Your battery could be dead. Sometimes the accessories will work, but the battery won’t have enough amps to turn the starter motor.
I have a 2007 Kia optima LX hard for the key to start once I get it started it’s ok
Is the car cranking for a while, or is it hard to even turn the key?
I have 2010 Dodge Caravan and when I turn on the van i have to do it more than once. After my 2nd or 3rd attempt it turns on what could it be the ignition switch a cable. Nothing appears on my dash bored after it turns on.
Is the van more likely to stay running when you give it a little gas as you try to start it?

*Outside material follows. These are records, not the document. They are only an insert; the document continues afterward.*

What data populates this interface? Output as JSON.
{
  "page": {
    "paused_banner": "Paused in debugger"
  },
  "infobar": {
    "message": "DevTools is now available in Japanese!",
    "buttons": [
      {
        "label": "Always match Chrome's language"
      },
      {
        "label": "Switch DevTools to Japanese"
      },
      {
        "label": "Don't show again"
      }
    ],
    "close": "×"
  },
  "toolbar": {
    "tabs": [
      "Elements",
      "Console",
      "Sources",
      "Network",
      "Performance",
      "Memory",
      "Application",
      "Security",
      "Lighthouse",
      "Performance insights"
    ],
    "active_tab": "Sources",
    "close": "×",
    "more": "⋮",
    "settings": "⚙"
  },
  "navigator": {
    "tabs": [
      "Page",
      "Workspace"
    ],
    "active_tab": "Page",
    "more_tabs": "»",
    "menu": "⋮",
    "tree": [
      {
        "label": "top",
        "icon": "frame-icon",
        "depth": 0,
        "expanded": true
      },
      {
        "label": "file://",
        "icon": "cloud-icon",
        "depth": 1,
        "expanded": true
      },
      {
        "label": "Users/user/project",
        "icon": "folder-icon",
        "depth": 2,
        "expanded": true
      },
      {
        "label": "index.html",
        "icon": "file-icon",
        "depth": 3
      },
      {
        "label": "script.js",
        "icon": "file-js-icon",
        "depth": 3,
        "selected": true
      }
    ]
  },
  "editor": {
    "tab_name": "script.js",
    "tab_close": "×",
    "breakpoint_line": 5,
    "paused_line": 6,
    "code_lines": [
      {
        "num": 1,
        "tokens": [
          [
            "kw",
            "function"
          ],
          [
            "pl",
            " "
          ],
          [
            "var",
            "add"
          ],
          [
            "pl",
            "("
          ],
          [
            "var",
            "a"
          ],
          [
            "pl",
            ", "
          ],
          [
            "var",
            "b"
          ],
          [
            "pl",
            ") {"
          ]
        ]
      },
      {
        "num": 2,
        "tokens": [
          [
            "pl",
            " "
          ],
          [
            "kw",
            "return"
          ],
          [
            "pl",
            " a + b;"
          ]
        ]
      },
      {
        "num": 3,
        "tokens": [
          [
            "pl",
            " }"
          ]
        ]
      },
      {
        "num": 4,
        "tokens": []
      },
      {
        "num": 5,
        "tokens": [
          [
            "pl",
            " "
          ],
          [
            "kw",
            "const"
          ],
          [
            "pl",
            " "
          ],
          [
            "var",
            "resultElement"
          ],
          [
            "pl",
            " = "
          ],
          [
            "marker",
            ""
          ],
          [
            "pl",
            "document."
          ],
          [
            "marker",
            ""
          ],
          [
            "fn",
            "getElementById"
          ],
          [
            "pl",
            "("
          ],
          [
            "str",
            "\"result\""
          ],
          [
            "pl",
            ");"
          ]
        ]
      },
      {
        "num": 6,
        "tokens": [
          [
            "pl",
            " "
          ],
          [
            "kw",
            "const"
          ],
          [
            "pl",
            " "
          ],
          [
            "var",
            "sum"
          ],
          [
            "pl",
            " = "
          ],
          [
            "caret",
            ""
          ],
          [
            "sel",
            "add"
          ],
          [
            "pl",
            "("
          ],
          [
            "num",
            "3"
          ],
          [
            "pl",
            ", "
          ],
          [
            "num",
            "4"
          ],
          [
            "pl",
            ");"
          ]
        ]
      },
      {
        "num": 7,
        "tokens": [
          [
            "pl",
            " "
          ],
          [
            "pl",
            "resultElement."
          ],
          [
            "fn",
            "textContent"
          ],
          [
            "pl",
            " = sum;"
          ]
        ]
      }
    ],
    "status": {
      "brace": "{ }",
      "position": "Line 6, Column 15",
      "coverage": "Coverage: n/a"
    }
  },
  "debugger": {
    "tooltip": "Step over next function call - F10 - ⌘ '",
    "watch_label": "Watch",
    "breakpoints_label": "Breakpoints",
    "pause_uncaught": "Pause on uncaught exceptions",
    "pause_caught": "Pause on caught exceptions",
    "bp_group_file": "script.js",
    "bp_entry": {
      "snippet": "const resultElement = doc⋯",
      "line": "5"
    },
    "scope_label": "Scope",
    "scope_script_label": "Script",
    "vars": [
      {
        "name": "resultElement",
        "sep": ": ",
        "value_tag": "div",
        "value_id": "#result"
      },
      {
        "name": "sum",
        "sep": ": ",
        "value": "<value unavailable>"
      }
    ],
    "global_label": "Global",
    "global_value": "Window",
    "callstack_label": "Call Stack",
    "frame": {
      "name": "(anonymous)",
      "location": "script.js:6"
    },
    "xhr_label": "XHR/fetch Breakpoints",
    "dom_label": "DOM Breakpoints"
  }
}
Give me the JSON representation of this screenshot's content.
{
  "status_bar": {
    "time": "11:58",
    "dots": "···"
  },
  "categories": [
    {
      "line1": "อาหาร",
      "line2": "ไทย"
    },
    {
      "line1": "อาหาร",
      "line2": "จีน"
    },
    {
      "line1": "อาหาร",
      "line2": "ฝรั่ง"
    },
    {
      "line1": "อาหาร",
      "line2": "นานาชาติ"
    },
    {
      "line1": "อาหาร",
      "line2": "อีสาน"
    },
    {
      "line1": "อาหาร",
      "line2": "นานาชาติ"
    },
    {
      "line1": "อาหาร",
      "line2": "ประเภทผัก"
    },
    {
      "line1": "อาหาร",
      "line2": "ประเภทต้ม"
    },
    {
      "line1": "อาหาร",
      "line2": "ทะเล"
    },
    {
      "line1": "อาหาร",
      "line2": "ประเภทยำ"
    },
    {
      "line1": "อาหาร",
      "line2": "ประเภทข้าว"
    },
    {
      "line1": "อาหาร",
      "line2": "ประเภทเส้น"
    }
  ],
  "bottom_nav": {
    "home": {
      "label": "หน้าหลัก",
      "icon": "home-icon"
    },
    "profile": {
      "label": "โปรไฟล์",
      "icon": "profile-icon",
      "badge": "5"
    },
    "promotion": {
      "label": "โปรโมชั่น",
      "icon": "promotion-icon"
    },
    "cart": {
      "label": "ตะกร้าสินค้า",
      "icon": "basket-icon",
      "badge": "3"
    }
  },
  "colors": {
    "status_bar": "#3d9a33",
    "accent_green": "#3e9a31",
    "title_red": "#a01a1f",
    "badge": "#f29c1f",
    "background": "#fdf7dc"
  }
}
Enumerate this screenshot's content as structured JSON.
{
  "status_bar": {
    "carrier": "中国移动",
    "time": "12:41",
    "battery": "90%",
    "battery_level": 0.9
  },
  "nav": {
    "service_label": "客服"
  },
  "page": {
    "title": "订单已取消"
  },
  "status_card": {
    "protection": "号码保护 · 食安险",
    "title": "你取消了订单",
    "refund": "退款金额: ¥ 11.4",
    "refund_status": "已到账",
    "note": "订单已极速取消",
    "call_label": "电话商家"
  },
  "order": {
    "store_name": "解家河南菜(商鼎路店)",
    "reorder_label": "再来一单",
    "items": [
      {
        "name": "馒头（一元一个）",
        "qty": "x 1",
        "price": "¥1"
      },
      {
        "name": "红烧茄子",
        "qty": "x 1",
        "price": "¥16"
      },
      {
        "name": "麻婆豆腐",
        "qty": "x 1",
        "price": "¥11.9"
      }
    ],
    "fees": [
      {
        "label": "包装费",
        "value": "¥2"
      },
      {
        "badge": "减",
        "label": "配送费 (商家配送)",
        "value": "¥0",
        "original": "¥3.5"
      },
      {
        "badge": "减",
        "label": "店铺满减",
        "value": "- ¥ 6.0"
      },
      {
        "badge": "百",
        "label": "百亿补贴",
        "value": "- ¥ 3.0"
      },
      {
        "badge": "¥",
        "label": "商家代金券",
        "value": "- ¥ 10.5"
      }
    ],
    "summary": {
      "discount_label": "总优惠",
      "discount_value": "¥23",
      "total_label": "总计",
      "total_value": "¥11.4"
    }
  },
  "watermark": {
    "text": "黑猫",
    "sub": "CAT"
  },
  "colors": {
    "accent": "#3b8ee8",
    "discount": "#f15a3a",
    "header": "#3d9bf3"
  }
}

My car is in Anti-Theft Security Mode, I have put my key into the ignition, and it will sometimes turn on (the dashboard lights, the air conditioner, the music) but it won’t start. I understand it is because it is in Anti-Theft Security mode, but I’ve never had it do this and I’ve had the car for 5 years. Now when I go back outside to place the key in the ignition, the radio, the dashboard lights will begin to flicker like crazy and I hear a ticking/clicking noise while the anti-theft is flashing like crazy… I don’t have the money to trial and error, so what could this be? Is it just the Anti-Theft security lock or could it be something more severe?
I don’t know. Does your key have a battery? If so, when was the last time it was replaced?
2004 dodge ram 1500. I’ve noticed that when I turn off the truck and get out the radio will turn on and then I hear clicking/ blocking noise coming from under the hood.
This also happens later on in the evening. I’ll go to leave and the radio on the blocking/ clicking sound would be going off, sometimes I can start the truck back up and jiggle the ignition and if I’m late then the truck won’t start.
My husband thinks it’s the neutral safety switch and I think it’s the ignition.
The dealership says nothing about it. Help.
Is the sound a loud, rapid clicking like a starter would make?
Hi , I have a 2005 Chrysler 300 I went to Walmart last night come back out and my car wouldn’t crank but the lights are coming on and the car isn’t turning over do you have any suggestions I tried tapping where the ignition switch is still won’t crank
When the battery is low, it’s often possible to run the accessories and not be able to start the engine. Did you hear any clicking when you tried to start the vehicle? Would the vehicle start with a jump?
Great help, thank you very much!!
Great explaining wow helped me a lot now trying these on my son’s cummins if this works he will b so mad I goggle an search so much working on vehicles an they hate it when I fix it thank you so